I visited a major construction site a few weeks ago. They did their best to impress us with their 4 hour induction, extremely comprehensive work method statements and permit systems, safety management plans, contractor management systems, pretty graphs, regular audit schedules, tool box talks etc etc, All very impressive, but…… we followed the Safety Officer around the site as he stepped over and around an array of trip hazards, uneven surfaces and protrusions. You could cut the tension between “us and them” with a knife. They had obviously taken their eye off the ball. There were way too many basic physical and human problems immediately obvious to our “fresh eyes” and this does not build a stable foundation for safety success.
This then was a very timely article by Dr Rob Long and I will include some of his advice in my site recommendations.
Essentials in Observation and Safety
By Dr Robert Long
Being observant is essential for safety, not in a BBS sense as a programmed activity or, in an unnatural sense as ‘spying’ but rather in just becoming more skilled in what to look and listen for in safety. It is so easy to block out so many things to our senses that we can simply walk about not see hazards and risks. With so much emphasis on legislation, regulation and engineering in safety, many walk on site and don’t really know what to look and listen for practically. When I survey the training in WHS that is available at Cert IV and Diploma level I am amazed at what is not considered essential in safety. So many human skills required to be an effective safety officer are just not in there. The latest text (publish date 2014) I purchased doesn’t have the words ‘observation’, ‘learning’, ‘psychology’, ‘social’ or ‘people’ in it. It does however have all the tired and out-dated models of Swiss chess, nomogram tie lines, matrices and Heinrich’s pyramid and one third of the text devoted to legislation but, no attention given to how to engage others, observe and be a practical safety person on site. It is not until you get to page 201 of this text before the idea of consultation is mentioned and even then it is a mechanical process and no mention is made of people, just a chronicle of what the law says. No mention in the book of perception, motivation, bias, subjectivity or humanizing the workplace, no wonder people come out of such training and don’t know what to do. One could read this text from cover to cover and be forgiven for thinking that humans don’t work in workplaces.
We live in such an overloaded environment with so much data bombarding us that we are becoming more and more skilled at shutting out information than ever before. The only way to cope in our busy city these days is not to pay attention to all the signage. These days we learn to ‘filter out’ a great deal of information as a coping mechanism for survival. We receive way too many emails, spam and junk mail, everyone is trying to ‘sell’ to us something through every medium they can. We now have 10-15 ads every break in a TV show, we are bombarded by social media and internet-based forms of attention seeking. People walk down the street shutting out the whole world as they walk and SMS with their attention in their small world in their iPhone.
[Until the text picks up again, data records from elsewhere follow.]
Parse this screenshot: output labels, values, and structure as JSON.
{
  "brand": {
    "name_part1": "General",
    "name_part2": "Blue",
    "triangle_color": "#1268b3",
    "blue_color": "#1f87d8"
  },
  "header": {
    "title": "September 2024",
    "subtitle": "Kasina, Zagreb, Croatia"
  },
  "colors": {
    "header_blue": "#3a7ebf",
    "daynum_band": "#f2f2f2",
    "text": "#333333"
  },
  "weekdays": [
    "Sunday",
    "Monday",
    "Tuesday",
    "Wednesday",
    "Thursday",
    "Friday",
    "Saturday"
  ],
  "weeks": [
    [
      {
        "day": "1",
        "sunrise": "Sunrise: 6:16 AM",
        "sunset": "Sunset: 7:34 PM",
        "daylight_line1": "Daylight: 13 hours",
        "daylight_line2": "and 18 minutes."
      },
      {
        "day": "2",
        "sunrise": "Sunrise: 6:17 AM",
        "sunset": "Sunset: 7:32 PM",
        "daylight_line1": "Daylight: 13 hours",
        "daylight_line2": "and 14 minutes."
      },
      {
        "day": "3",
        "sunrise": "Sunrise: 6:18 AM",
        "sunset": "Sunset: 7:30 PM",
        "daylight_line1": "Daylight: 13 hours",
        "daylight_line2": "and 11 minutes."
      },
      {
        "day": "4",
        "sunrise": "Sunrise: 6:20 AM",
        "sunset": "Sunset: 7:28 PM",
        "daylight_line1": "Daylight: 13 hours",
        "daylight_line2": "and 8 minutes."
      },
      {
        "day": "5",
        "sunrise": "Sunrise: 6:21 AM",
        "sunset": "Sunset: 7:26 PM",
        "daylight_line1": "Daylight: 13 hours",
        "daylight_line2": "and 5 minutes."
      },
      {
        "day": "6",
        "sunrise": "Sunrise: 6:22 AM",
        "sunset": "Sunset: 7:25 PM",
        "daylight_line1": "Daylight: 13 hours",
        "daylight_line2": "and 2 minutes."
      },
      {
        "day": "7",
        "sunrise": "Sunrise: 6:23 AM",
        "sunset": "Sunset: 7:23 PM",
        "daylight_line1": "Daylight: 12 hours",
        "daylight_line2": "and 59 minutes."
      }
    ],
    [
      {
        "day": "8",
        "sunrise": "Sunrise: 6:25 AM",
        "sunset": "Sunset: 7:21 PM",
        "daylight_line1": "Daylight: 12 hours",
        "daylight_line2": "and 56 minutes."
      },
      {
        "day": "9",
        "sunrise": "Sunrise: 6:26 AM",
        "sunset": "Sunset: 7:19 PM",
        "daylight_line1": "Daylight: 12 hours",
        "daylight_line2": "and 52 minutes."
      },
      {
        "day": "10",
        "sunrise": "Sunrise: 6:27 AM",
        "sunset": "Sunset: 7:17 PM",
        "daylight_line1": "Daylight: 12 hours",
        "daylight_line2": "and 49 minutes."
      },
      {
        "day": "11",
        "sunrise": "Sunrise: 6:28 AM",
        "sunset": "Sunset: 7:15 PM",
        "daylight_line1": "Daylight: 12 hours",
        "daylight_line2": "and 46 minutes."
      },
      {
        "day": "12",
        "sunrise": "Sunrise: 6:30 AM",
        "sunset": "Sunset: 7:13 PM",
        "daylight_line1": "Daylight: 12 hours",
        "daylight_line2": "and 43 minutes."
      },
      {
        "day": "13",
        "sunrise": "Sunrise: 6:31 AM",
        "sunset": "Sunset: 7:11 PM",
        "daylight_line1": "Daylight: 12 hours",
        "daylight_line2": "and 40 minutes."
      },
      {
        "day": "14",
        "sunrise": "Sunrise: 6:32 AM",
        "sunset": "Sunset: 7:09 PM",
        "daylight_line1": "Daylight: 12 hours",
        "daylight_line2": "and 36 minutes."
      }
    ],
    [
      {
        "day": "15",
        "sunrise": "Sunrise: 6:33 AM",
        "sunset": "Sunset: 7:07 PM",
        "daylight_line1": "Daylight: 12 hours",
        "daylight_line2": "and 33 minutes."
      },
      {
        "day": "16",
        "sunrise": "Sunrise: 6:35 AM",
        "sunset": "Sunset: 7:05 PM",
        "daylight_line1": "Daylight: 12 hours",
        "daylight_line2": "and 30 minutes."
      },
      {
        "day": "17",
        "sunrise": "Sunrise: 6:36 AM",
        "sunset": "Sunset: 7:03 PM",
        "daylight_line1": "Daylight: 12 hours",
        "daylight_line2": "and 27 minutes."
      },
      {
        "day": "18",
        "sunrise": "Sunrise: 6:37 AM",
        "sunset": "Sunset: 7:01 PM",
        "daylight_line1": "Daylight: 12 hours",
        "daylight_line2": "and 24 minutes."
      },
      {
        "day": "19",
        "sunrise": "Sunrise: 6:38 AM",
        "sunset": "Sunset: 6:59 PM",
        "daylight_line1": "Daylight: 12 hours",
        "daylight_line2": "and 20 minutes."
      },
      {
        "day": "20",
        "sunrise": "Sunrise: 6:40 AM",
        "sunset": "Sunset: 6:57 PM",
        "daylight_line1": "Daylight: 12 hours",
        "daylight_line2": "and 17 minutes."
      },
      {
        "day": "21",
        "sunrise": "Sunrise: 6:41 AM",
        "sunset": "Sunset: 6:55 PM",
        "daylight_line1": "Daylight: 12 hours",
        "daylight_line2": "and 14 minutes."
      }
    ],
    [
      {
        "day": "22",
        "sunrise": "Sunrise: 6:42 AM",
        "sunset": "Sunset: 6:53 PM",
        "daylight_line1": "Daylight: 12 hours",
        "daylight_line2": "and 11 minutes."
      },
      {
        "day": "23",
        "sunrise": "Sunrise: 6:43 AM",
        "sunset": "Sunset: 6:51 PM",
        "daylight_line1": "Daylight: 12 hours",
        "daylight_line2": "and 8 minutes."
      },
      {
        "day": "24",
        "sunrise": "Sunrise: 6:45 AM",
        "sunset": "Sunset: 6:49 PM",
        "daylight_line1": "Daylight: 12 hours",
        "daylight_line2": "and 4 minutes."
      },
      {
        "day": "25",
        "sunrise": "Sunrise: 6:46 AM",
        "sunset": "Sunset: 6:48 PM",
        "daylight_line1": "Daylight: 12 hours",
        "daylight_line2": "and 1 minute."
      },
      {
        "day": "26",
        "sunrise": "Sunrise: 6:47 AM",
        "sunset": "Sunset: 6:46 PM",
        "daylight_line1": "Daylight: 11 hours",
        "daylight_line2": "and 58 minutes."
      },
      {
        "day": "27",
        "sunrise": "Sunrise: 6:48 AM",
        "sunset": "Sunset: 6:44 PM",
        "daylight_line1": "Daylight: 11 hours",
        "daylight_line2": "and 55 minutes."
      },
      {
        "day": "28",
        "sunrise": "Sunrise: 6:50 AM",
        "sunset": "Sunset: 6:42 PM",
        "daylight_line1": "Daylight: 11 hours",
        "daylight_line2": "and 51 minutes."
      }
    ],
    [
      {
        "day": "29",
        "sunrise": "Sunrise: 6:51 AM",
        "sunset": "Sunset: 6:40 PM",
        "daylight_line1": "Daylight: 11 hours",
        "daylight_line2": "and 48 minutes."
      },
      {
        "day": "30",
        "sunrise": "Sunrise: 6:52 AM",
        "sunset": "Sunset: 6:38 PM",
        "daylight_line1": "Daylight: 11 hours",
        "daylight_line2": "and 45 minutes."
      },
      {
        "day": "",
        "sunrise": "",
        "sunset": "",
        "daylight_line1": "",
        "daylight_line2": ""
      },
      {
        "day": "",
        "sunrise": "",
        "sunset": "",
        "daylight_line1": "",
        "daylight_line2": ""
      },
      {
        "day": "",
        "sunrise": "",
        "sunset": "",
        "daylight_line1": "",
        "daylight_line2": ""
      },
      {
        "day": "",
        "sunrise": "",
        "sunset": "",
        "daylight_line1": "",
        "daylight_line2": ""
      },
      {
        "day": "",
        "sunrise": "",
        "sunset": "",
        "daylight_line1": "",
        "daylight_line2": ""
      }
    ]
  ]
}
We have devices with so much complexity, even fridges that think and appliances with video cameras. CCTV is on us everywhere we go and the general flood of information is so overwhelming that psychologists have listed dozens of adjustment disorders in the DSMV 5.
I met a safety person recently who had been a Safety Manager (I think he was called a Zero Harm (sic) Manager) who had never walked through his site nor spoken to a worker in their location for 3 years. Everyone had to come to his office.
However, in the light of all this flooding, this sense of being overwhelmed and the absurd nonsense of absolutes there are a few simple things safety people can focus on to become better observers on site, these are:
1. Get out on site, walk the site and talk with people, not at people.
2. Get to know people and their interests, what makes them tick, share social interests.
3. Identify your assumptions and biases eg. cultural bias such as dealing with intergenerational differences.
4. Don’t go out with an agenda and don’t go out if you are in a negative mood and busy.
5. Learn to ‘tune out’ of your own pressures and troubles and focus on ‘the other’.
6. Participate if you can in some of the work so you understand process and flow and can differentiate changes.
7. Learn how to ask open questions and strings of open questions. Socratic question skills ought to be foundational to all safety training.
8. Focus on ‘listening’ rather than ‘telling’ by suspending your own agenda and focusing on ‘the other’.
9. Make sure your questions don’t ‘interrogate’ the other.
10. Learn to be tactically silent, you don’t have to tell people about safety or what they are doing wrong.
11. Learn the names of people and engage people for who they are, not for how they can be used or by their importance in status or role.
12. Take a particular interest in those most neglected by the system: cleaners, assistants down the chain and part time staff.
13. Ask others to talk about the nature of their work, flow, process and what they would improve if they could.
14. Focus on dialogue, their story and their view of their work.
15. Take note of little things without judgment: dress, habits, colours, use of space, symbols, artefacts about, social indicators, eating areas, parking bay etc.
16. Develop an interest in people skills, perhaps read Robert Bolton’s book People Skills or Karen Gately’s book The People Managers Toolkit.
17. Develop trust in a confidential friend who you can reflect with about perceptions of people and misperceptions.
18. Understand what is normal in patterns of work and where people have become desensitized to risk.
19. Look for correlations or anomalies in work process and any turbulence that could misdirect others.